Store your bread products (including tortillas and pita breads) in the refrigerator or better yet, the freezer, to prevent the growth of mold. While it’s true that bread goes stale in the fridge, it’s fine once you toast or warm it (by “stale” I mean that the bread has stiffened up/dried out).
If you see any mold (fuzzy bits), the whole loaf/bag is likely contaminated. Do not eat it.
Nuts, Seeds, Whole Grains & Flours
Nuts and Seeds
First, I always recommend buying raw (not toasted) nuts. They last a lot longer, and freshly toasted nuts taste amazing. Store them in air-tight bags or containers in a cool, dark place (the refrigerator or freezer is even better if you have the space). While nuts sure look nice in mason jars and sturdy containers, those containers take up more space than bags with the air squeezed out of them.

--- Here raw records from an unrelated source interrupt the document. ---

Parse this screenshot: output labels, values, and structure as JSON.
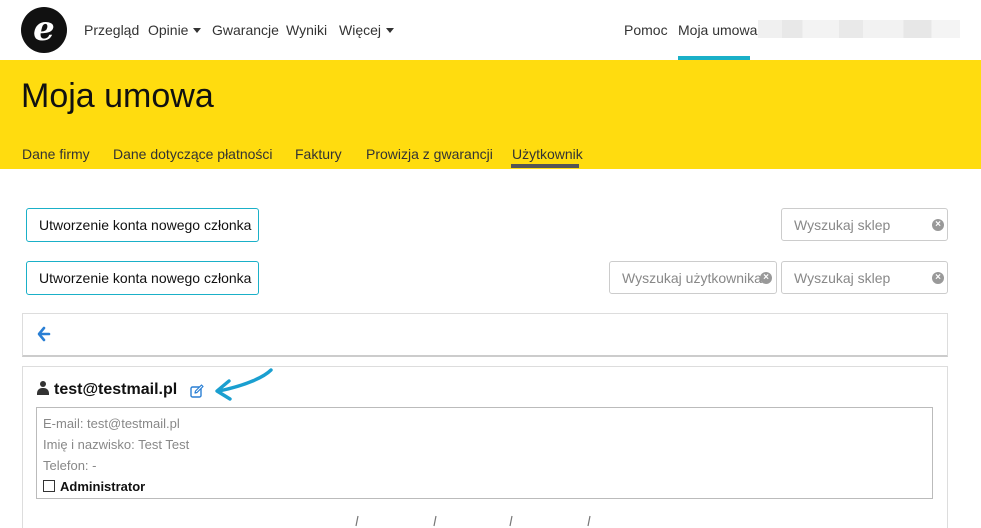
{
  "logo": {
    "letter": "e"
  },
  "nav": {
    "items": [
      {
        "label": "Przegląd",
        "dropdown": false
      },
      {
        "label": "Opinie",
        "dropdown": true
      },
      {
        "label": "Gwarancje",
        "dropdown": false
      },
      {
        "label": "Wyniki",
        "dropdown": false
      },
      {
        "label": "Więcej",
        "dropdown": true
      }
    ],
    "help": "Pomoc",
    "contract": "Moja umowa",
    "active": "Moja umowa"
  },
  "header": {
    "title": "Moja umowa",
    "tabs": [
      {
        "label": "Dane firmy"
      },
      {
        "label": "Dane dotyczące płatności"
      },
      {
        "label": "Faktury"
      },
      {
        "label": "Prowizja z gwarancji"
      },
      {
        "label": "Użytkownik"
      }
    ],
    "active_tab": "Użytkownik"
  },
  "actions": {
    "create_member_label_1": "Utworzenie konta nowego członka",
    "create_member_label_2": "Utworzenie konta nowego członka",
    "search_shop_placeholder": "Wyszukaj sklep",
    "search_user_placeholder": "Wyszukaj użytkownika"
  },
  "user": {
    "email_heading": "test@testmail.pl",
    "email_line": "E-mail: test@testmail.pl",
    "name_line": "Imię i nazwisko: Test Test",
    "phone_line": "Telefon: -",
    "admin_label": "Administrator",
    "admin_checked": false
  },
  "colors": {
    "brand_yellow": "#ffdc0f",
    "accent_teal": "#1ab0c8",
    "link_blue": "#2a7fd4",
    "annotation_arrow": "#1a9fd0"
  }
}
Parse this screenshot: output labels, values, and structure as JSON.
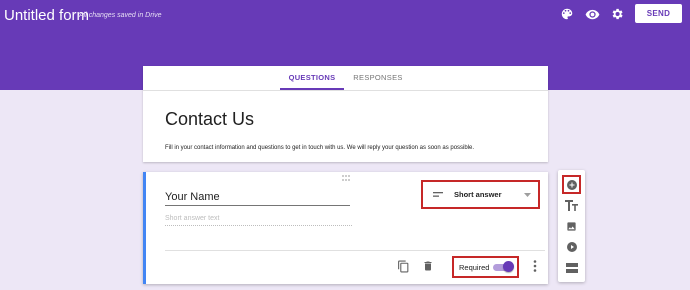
{
  "header": {
    "title": "Untitled form",
    "save_status": "All changes saved in Drive",
    "icons": [
      "palette-icon",
      "eye-icon",
      "gear-icon"
    ],
    "send_label": "SEND"
  },
  "tabs": {
    "questions": "QUESTIONS",
    "responses": "RESPONSES"
  },
  "form": {
    "title": "Contact Us",
    "description": "Fill in your contact information and questions to get in touch with us. We will reply your question as soon as possible."
  },
  "question": {
    "title": "Your Name",
    "answer_hint": "Short answer text",
    "type": "Short answer",
    "required_label": "Required",
    "required": true
  },
  "side_toolbar": [
    "add-question-icon",
    "title-text-icon",
    "image-icon",
    "video-icon",
    "section-icon"
  ],
  "colors": {
    "brand": "#673ab7",
    "background": "#ede7f6",
    "highlight": "#c62828",
    "active_question": "#4285f4"
  }
}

Taste test your nuts and seeds before using. If they taste bitter, they have gone bad (rancid).
Nut Butters and Tahini
Once opened, these are best stored in the refrigerator. If they taste bitter or show signs of mold, they have gone bad and are not safe to eat.
Whole Grains and Whole Grain Flours
Store these in a cool, dark place in air-tight, sealed bags or containers. They will last even longer in the refrigerator or freezer, if you have the space. Whole grains/flours do not last as long as more refined options, since they still contain some good-for-you oils.
Give your whole grains and whole grain flours a whiff before using. If they smell rancid, they’re spoiled.
More resources you might appreciate: DIY Pantry Staples, Pantry-Friendly Recipes & Substitutions That Work, and my printable pantry shopping list, which you can use to keep track of what you have. You might also like my monthly seasonal produce guides and essential kitchen tools.